PROBLEM REQUIREMENTS:
Since only the total is wanted, give the number of lines in the listing below that hold the string "offsetTop" and add nothing.

※ ※ ※

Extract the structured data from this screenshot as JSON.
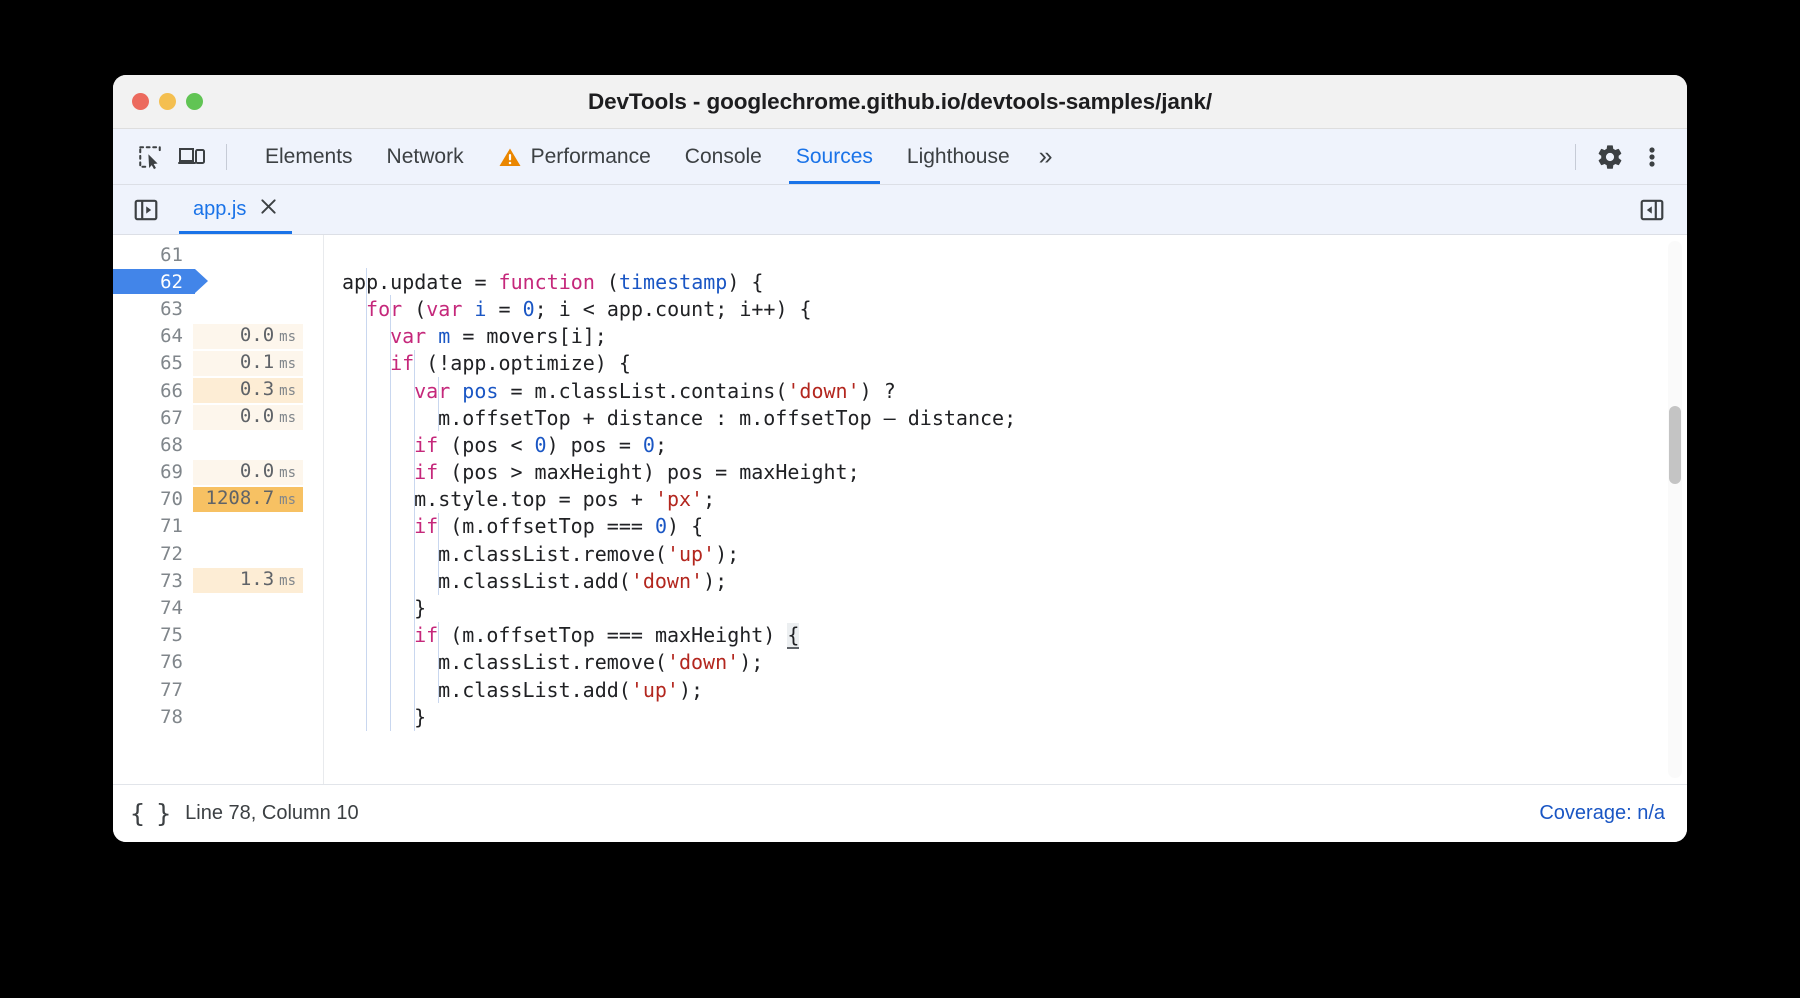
{
  "window": {
    "title": "DevTools - googlechrome.github.io/devtools-samples/jank/",
    "traffic_lights": [
      {
        "name": "close",
        "color": "#ec6a5e"
      },
      {
        "name": "minimize",
        "color": "#f4bf50"
      },
      {
        "name": "zoom",
        "color": "#61c454"
      }
    ]
  },
  "toolbar": {
    "inspect_icon": "inspect-element-icon",
    "device_icon": "device-toolbar-icon",
    "settings_icon": "gear-icon",
    "more_icon": "more-options-icon",
    "overflow_label": "»",
    "tabs": [
      {
        "label": "Elements",
        "active": false,
        "warning": false
      },
      {
        "label": "Network",
        "active": false,
        "warning": false
      },
      {
        "label": "Performance",
        "active": false,
        "warning": true
      },
      {
        "label": "Console",
        "active": false,
        "warning": false
      },
      {
        "label": "Sources",
        "active": true,
        "warning": false
      },
      {
        "label": "Lighthouse",
        "active": false,
        "warning": false
      }
    ]
  },
  "file_strip": {
    "navigator_icon": "show-navigator-icon",
    "debugger_icon": "show-debugger-icon",
    "file_tab": {
      "label": "app.js",
      "close_icon": "close-icon"
    }
  },
  "editor": {
    "lines": [
      {
        "n": "61",
        "perf": "",
        "unit": "",
        "hl": "none",
        "current": false,
        "indent": 0
      },
      {
        "n": "62",
        "perf": "",
        "unit": "",
        "hl": "none",
        "current": true,
        "indent": 0
      },
      {
        "n": "63",
        "perf": "",
        "unit": "",
        "hl": "none",
        "current": false,
        "indent": 1
      },
      {
        "n": "64",
        "perf": "0.0",
        "unit": "ms",
        "hl": "faint",
        "current": false,
        "indent": 2
      },
      {
        "n": "65",
        "perf": "0.1",
        "unit": "ms",
        "hl": "faint",
        "current": false,
        "indent": 2
      },
      {
        "n": "66",
        "perf": "0.3",
        "unit": "ms",
        "hl": "light",
        "current": false,
        "indent": 3
      },
      {
        "n": "67",
        "perf": "0.0",
        "unit": "ms",
        "hl": "faint",
        "current": false,
        "indent": 4
      },
      {
        "n": "68",
        "perf": "",
        "unit": "",
        "hl": "none",
        "current": false,
        "indent": 3
      },
      {
        "n": "69",
        "perf": "0.0",
        "unit": "ms",
        "hl": "faint",
        "current": false,
        "indent": 3
      },
      {
        "n": "70",
        "perf": "1208.7",
        "unit": "ms",
        "hl": "strong",
        "current": false,
        "indent": 3
      },
      {
        "n": "71",
        "perf": "",
        "unit": "",
        "hl": "none",
        "current": false,
        "indent": 3
      },
      {
        "n": "72",
        "perf": "",
        "unit": "",
        "hl": "none",
        "current": false,
        "indent": 4
      },
      {
        "n": "73",
        "perf": "1.3",
        "unit": "ms",
        "hl": "light",
        "current": false,
        "indent": 4
      },
      {
        "n": "74",
        "perf": "",
        "unit": "",
        "hl": "none",
        "current": false,
        "indent": 3
      },
      {
        "n": "75",
        "perf": "",
        "unit": "",
        "hl": "none",
        "current": false,
        "indent": 3
      },
      {
        "n": "76",
        "perf": "",
        "unit": "",
        "hl": "none",
        "current": false,
        "indent": 4
      },
      {
        "n": "77",
        "perf": "",
        "unit": "",
        "hl": "none",
        "current": false,
        "indent": 4
      },
      {
        "n": "78",
        "perf": "",
        "unit": "",
        "hl": "none",
        "current": false,
        "indent": 3
      }
    ],
    "code": [
      {
        "indent": 0,
        "tokens": []
      },
      {
        "indent": 0,
        "tokens": [
          {
            "t": "app.update = ",
            "c": ""
          },
          {
            "t": "function",
            "c": "kw"
          },
          {
            "t": " (",
            "c": ""
          },
          {
            "t": "timestamp",
            "c": "par"
          },
          {
            "t": ") {",
            "c": ""
          }
        ]
      },
      {
        "indent": 2,
        "tokens": [
          {
            "t": "for",
            "c": "kw"
          },
          {
            "t": " (",
            "c": ""
          },
          {
            "t": "var",
            "c": "kw"
          },
          {
            "t": " ",
            "c": ""
          },
          {
            "t": "i",
            "c": "par"
          },
          {
            "t": " = ",
            "c": ""
          },
          {
            "t": "0",
            "c": "num"
          },
          {
            "t": "; i < app.count; i++) {",
            "c": ""
          }
        ]
      },
      {
        "indent": 4,
        "tokens": [
          {
            "t": "var",
            "c": "kw"
          },
          {
            "t": " ",
            "c": ""
          },
          {
            "t": "m",
            "c": "par"
          },
          {
            "t": " = movers[i];",
            "c": ""
          }
        ]
      },
      {
        "indent": 4,
        "tokens": [
          {
            "t": "if",
            "c": "kw"
          },
          {
            "t": " (!app.optimize) {",
            "c": ""
          }
        ]
      },
      {
        "indent": 6,
        "tokens": [
          {
            "t": "var",
            "c": "kw"
          },
          {
            "t": " ",
            "c": ""
          },
          {
            "t": "pos",
            "c": "par"
          },
          {
            "t": " = m.classList.contains(",
            "c": ""
          },
          {
            "t": "'down'",
            "c": "str"
          },
          {
            "t": ") ?",
            "c": ""
          }
        ]
      },
      {
        "indent": 8,
        "tokens": [
          {
            "t": "m.offsetTop + distance : m.offsetTop – distance;",
            "c": ""
          }
        ]
      },
      {
        "indent": 6,
        "tokens": [
          {
            "t": "if",
            "c": "kw"
          },
          {
            "t": " (pos < ",
            "c": ""
          },
          {
            "t": "0",
            "c": "num"
          },
          {
            "t": ") pos = ",
            "c": ""
          },
          {
            "t": "0",
            "c": "num"
          },
          {
            "t": ";",
            "c": ""
          }
        ]
      },
      {
        "indent": 6,
        "tokens": [
          {
            "t": "if",
            "c": "kw"
          },
          {
            "t": " (pos > maxHeight) pos = maxHeight;",
            "c": ""
          }
        ]
      },
      {
        "indent": 6,
        "tokens": [
          {
            "t": "m.style.top = pos + ",
            "c": ""
          },
          {
            "t": "'px'",
            "c": "str"
          },
          {
            "t": ";",
            "c": ""
          }
        ]
      },
      {
        "indent": 6,
        "tokens": [
          {
            "t": "if",
            "c": "kw"
          },
          {
            "t": " (m.offsetTop === ",
            "c": ""
          },
          {
            "t": "0",
            "c": "num"
          },
          {
            "t": ") {",
            "c": ""
          }
        ]
      },
      {
        "indent": 8,
        "tokens": [
          {
            "t": "m.classList.remove(",
            "c": ""
          },
          {
            "t": "'up'",
            "c": "str"
          },
          {
            "t": ");",
            "c": ""
          }
        ]
      },
      {
        "indent": 8,
        "tokens": [
          {
            "t": "m.classList.add(",
            "c": ""
          },
          {
            "t": "'down'",
            "c": "str"
          },
          {
            "t": ");",
            "c": ""
          }
        ]
      },
      {
        "indent": 6,
        "tokens": [
          {
            "t": "}",
            "c": ""
          }
        ]
      },
      {
        "indent": 6,
        "tokens": [
          {
            "t": "if",
            "c": "kw"
          },
          {
            "t": " (m.offsetTop === maxHeight) ",
            "c": ""
          },
          {
            "t": "{",
            "c": "brace-hl"
          }
        ]
      },
      {
        "indent": 8,
        "tokens": [
          {
            "t": "m.classList.remove(",
            "c": ""
          },
          {
            "t": "'down'",
            "c": "str"
          },
          {
            "t": ");",
            "c": ""
          }
        ]
      },
      {
        "indent": 8,
        "tokens": [
          {
            "t": "m.classList.add(",
            "c": ""
          },
          {
            "t": "'up'",
            "c": "str"
          },
          {
            "t": ");",
            "c": ""
          }
        ]
      },
      {
        "indent": 6,
        "tokens": [
          {
            "t": "}",
            "c": ""
          }
        ]
      }
    ],
    "scrollbar": {
      "name": "vertical-scrollbar"
    }
  },
  "status": {
    "pretty_print_icon": "{ }",
    "line_column": "Line 78, Column 10",
    "coverage": "Coverage: n/a"
  },
  "colors": {
    "accent": "#1a73e8",
    "breakpoint": "#4285e9",
    "perf_strong": "#f7c163",
    "perf_light": "#fdedd5",
    "perf_faint": "#fdf6ec",
    "keyword": "#c5287b",
    "string": "#b3261e",
    "number": "#1a56c4",
    "warning": "#ea8600"
  }
}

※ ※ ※

WRITTEN ANSWER:
3